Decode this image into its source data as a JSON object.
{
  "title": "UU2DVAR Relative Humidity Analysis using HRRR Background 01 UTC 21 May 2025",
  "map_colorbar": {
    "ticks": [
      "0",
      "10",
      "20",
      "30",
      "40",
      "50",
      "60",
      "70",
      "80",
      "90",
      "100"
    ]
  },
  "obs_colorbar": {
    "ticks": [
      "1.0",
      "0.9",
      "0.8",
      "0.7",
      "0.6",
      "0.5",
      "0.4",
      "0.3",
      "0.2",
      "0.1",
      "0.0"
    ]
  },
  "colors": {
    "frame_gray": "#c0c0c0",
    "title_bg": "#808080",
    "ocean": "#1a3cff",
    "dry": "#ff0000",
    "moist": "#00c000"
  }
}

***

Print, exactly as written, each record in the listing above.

● Exercise response
Decode this image into its source data as a JSON object.
{
  "title": "UU2DVAR Relative Humidity Analysis using HRRR Background 01 UTC 21 May 2025",
  "map_colorbar": {
    "ticks": [
      "0",
      "10",
      "20",
      "30",
      "40",
      "50",
      "60",
      "70",
      "80",
      "90",
      "100"
    ]
  },
  "obs_colorbar": {
    "ticks": [
      "1.0",
      "0.9",
      "0.8",
      "0.7",
      "0.6",
      "0.5",
      "0.4",
      "0.3",
      "0.2",
      "0.1",
      "0.0"
    ]
  },
  "colors": {
    "frame_gray": "#c0c0c0",
    "title_bg": "#808080",
    "ocean": "#1a3cff",
    "dry": "#ff0000",
    "moist": "#00c000"
  }
}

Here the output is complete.